After their successful rendition of their ground-breaking album "Ocean Rain" a while back, they have opted for their early roots this time, choosing the debut "Crocodiles" and the follow-up set (and in my humble opinion, their best) "Heaven Up Here" for a brace of special concerts in December. Confirmed are Birmingham (4th), Oxford (6th), Manchester (7th), Glasgow (8th), Brixton (9th) and Liverpool (11th / 12th). Manchester goes on sale on Friday at 9am, while Liverpool on the 11th is all but sold-out of face-value tickets. All dates cost £25 (London is £27.50) plus fees.

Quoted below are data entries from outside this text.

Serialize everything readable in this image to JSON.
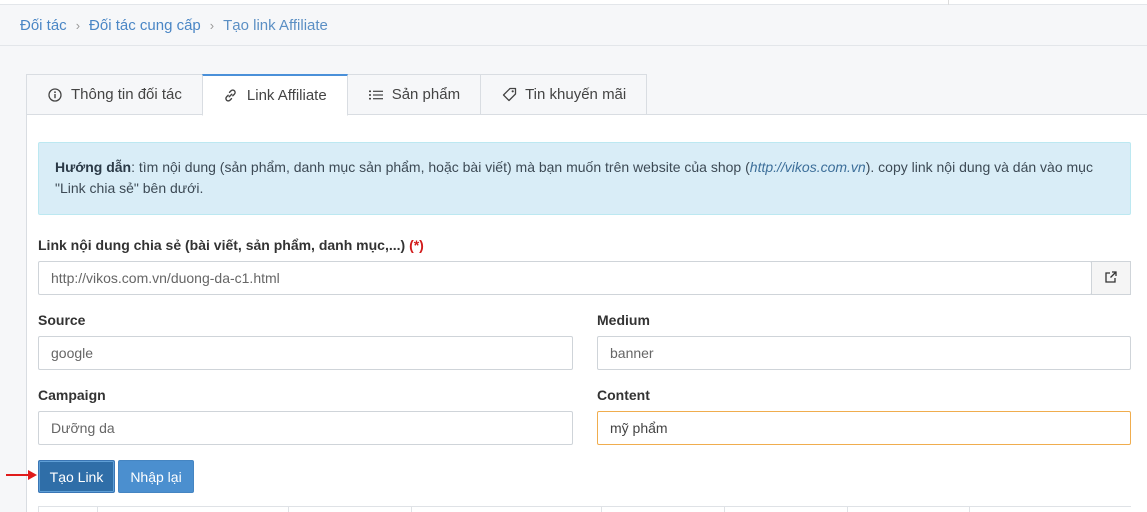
{
  "breadcrumb": {
    "items": [
      "Đối tác",
      "Đối tác cung cấp",
      "Tạo link Affiliate"
    ],
    "separator": "›"
  },
  "tabs": [
    {
      "label": "Thông tin đối tác",
      "icon": "info-icon",
      "active": false
    },
    {
      "label": "Link Affiliate",
      "icon": "link-icon",
      "active": true
    },
    {
      "label": "Sản phẩm",
      "icon": "list-icon",
      "active": false
    },
    {
      "label": "Tin khuyến mãi",
      "icon": "tag-icon",
      "active": false
    }
  ],
  "guide": {
    "title": "Hướng dẫn",
    "text_before": ": tìm nội dung (sản phẩm, danh mục sản phẩm, hoặc bài viết) mà bạn muốn trên website của shop (",
    "url": "http://vikos.com.vn",
    "text_after": "). copy link nội dung và dán vào mục \"Link chia sẻ\" bên dưới."
  },
  "form": {
    "link_label": "Link nội dung chia sẻ (bài viết, sản phẩm, danh mục,...)",
    "required_mark": "(*)",
    "link_value": "http://vikos.com.vn/duong-da-c1.html",
    "source_label": "Source",
    "source_value": "google",
    "medium_label": "Medium",
    "medium_value": "banner",
    "campaign_label": "Campaign",
    "campaign_value": "Dưỡng da",
    "content_label": "Content",
    "content_value": "mỹ phẩm"
  },
  "buttons": {
    "create": "Tạo Link",
    "reset": "Nhập lại"
  },
  "colors": {
    "accent": "#2f6ea8",
    "link": "#4a86c5",
    "info_bg": "#d9edf7",
    "focus_border": "#f0ad4e",
    "required": "#d21b1b",
    "arrow": "#e01b1b"
  }
}
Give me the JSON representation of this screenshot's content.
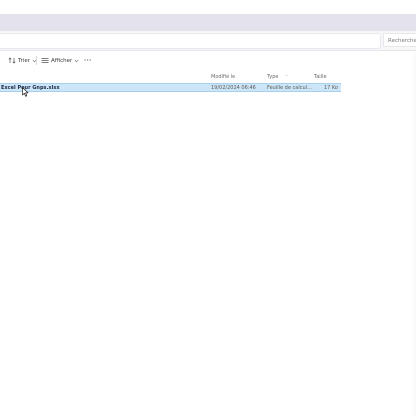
{
  "search": {
    "placeholder": "Rechercher"
  },
  "toolbar": {
    "sort_label": "Trier",
    "view_label": "Afficher",
    "more_label": "···"
  },
  "columns": {
    "modified": "Modifié le",
    "type": "Type",
    "size": "Taille"
  },
  "files": [
    {
      "name": "Excel Pour Gnps.xlsx",
      "modified": "19/02/2024 06:46",
      "type": "Feuille de calcul...",
      "size": "17 Ko",
      "selected": true
    }
  ],
  "colors": {
    "titlebar": "#e4e2ec",
    "selection": "#cde6f7",
    "selection_border": "#a7cfee"
  },
  "icons": [
    "sort-icon",
    "view-icon",
    "chevron-down-icon",
    "more-icon",
    "mouse-cursor-icon"
  ]
}
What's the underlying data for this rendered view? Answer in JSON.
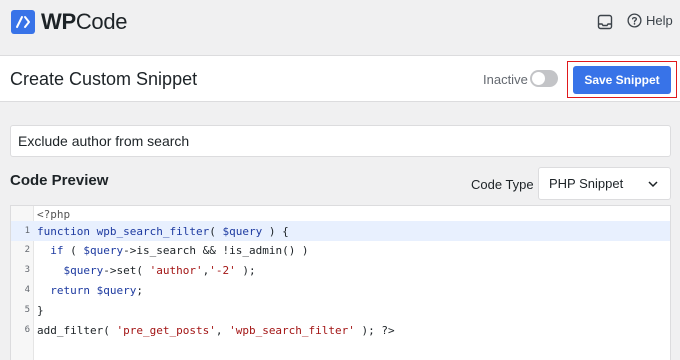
{
  "topbar": {
    "logo_wp": "WP",
    "logo_code": "Code",
    "help_label": "Help"
  },
  "header": {
    "page_title": "Create Custom Snippet",
    "status_label": "Inactive",
    "active": false,
    "save_label": "Save Snippet"
  },
  "snippet": {
    "title_value": "Exclude author from search"
  },
  "code_preview": {
    "section_title": "Code Preview",
    "code_type_label": "Code Type",
    "code_type_value": "PHP Snippet",
    "lines": [
      {
        "number": "",
        "tokens": [
          {
            "t": "tag",
            "v": "<?php"
          }
        ]
      },
      {
        "number": "1",
        "active": true,
        "tokens": [
          {
            "t": "kw",
            "v": "function"
          },
          {
            "t": "plain",
            "v": " "
          },
          {
            "t": "fn",
            "v": "wpb_search_filter"
          },
          {
            "t": "plain",
            "v": "( "
          },
          {
            "t": "var",
            "v": "$query"
          },
          {
            "t": "plain",
            "v": " ) {"
          }
        ]
      },
      {
        "number": "2",
        "tokens": [
          {
            "t": "plain",
            "v": "  "
          },
          {
            "t": "kw",
            "v": "if"
          },
          {
            "t": "plain",
            "v": " ( "
          },
          {
            "t": "var",
            "v": "$query"
          },
          {
            "t": "plain",
            "v": "->is_search && !is_admin() )"
          }
        ]
      },
      {
        "number": "3",
        "tokens": [
          {
            "t": "plain",
            "v": "    "
          },
          {
            "t": "var",
            "v": "$query"
          },
          {
            "t": "plain",
            "v": "->set( "
          },
          {
            "t": "str",
            "v": "'author'"
          },
          {
            "t": "plain",
            "v": ","
          },
          {
            "t": "str",
            "v": "'-2'"
          },
          {
            "t": "plain",
            "v": " );"
          }
        ]
      },
      {
        "number": "4",
        "tokens": [
          {
            "t": "plain",
            "v": "  "
          },
          {
            "t": "kw",
            "v": "return"
          },
          {
            "t": "plain",
            "v": " "
          },
          {
            "t": "var",
            "v": "$query"
          },
          {
            "t": "plain",
            "v": ";"
          }
        ]
      },
      {
        "number": "5",
        "tokens": [
          {
            "t": "plain",
            "v": "}"
          }
        ]
      },
      {
        "number": "6",
        "tokens": [
          {
            "t": "plain",
            "v": "add_filter( "
          },
          {
            "t": "str",
            "v": "'pre_get_posts'"
          },
          {
            "t": "plain",
            "v": ", "
          },
          {
            "t": "str",
            "v": "'wpb_search_filter'"
          },
          {
            "t": "plain",
            "v": " ); ?>"
          }
        ]
      }
    ]
  },
  "colors": {
    "accent": "#3873e8",
    "highlight_border": "#e0181b"
  }
}
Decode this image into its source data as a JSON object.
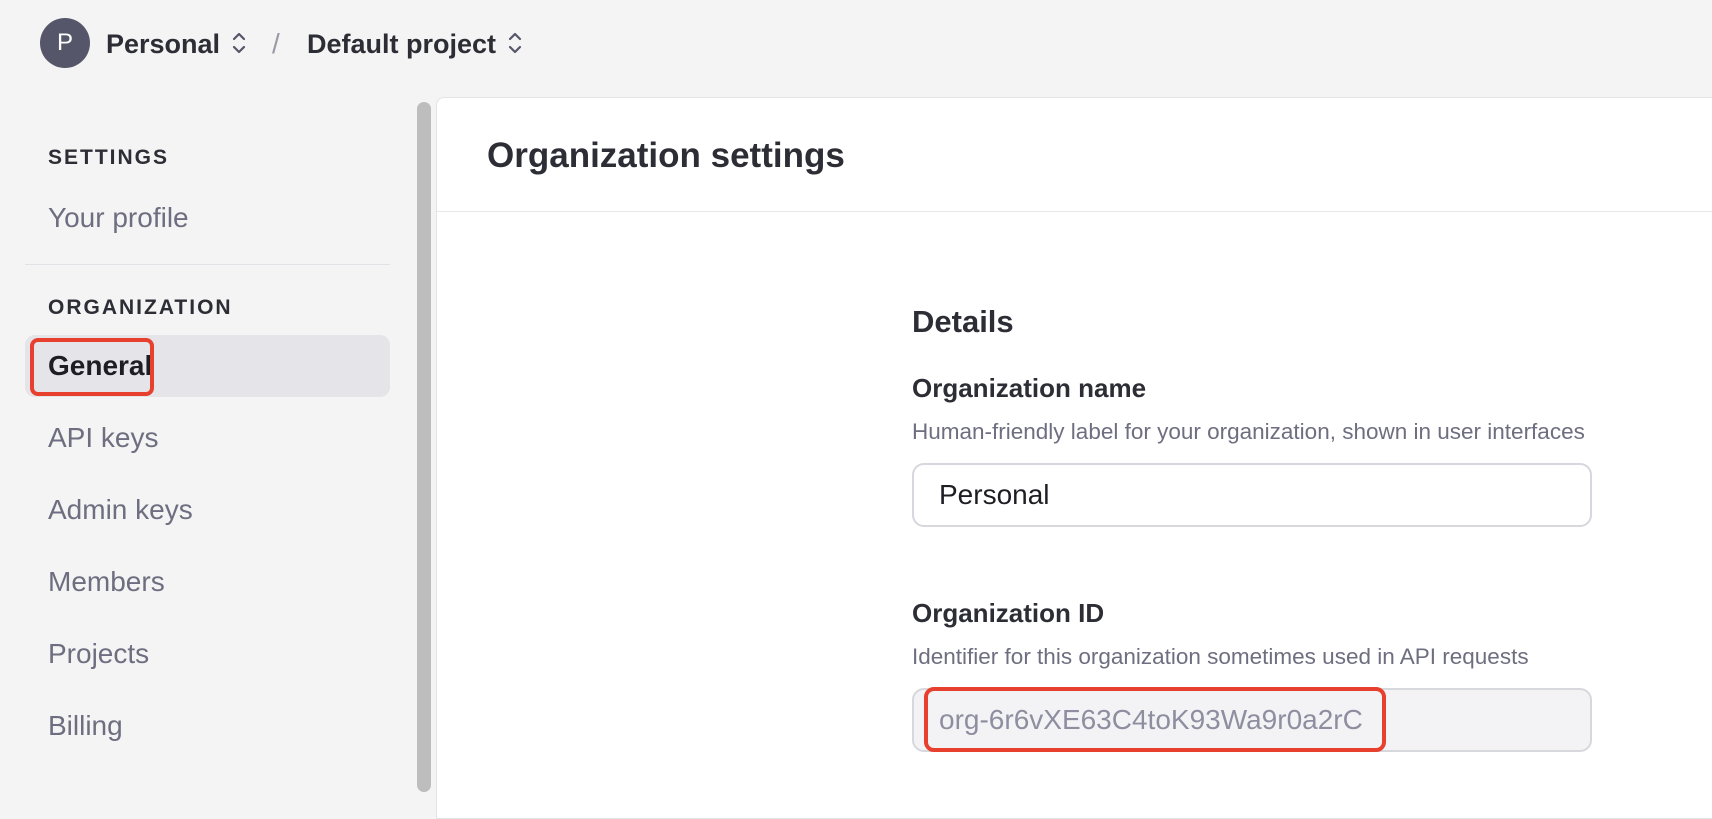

The two albums are significant in the Bunnymen's musical progress. "Crocodiles" from 1980 was one of the earliest releases on the short-lived Korova label and included dark, vibrant yet thoughtful vignettes such as "Rescue" the classic early single, "Pictures On My Wall" and "Villiers Terrace". For a debut it was as self-assured as you could find at the time. Until 1982's glorious "Heaven Up Here" that is. Sporting a gracious and widescreen glossy sleeve of the band silhouetted against a Welsh evening sky, it was darker yet more refined than the debut with the involving introspection of "A Promise", "All I Want" and "Over The Wall" being particular highlights. You can certainly hear how Editors really got their ideas from, despite them claiming it was Joy Division early on.
Well worth booking tickets for, trust me.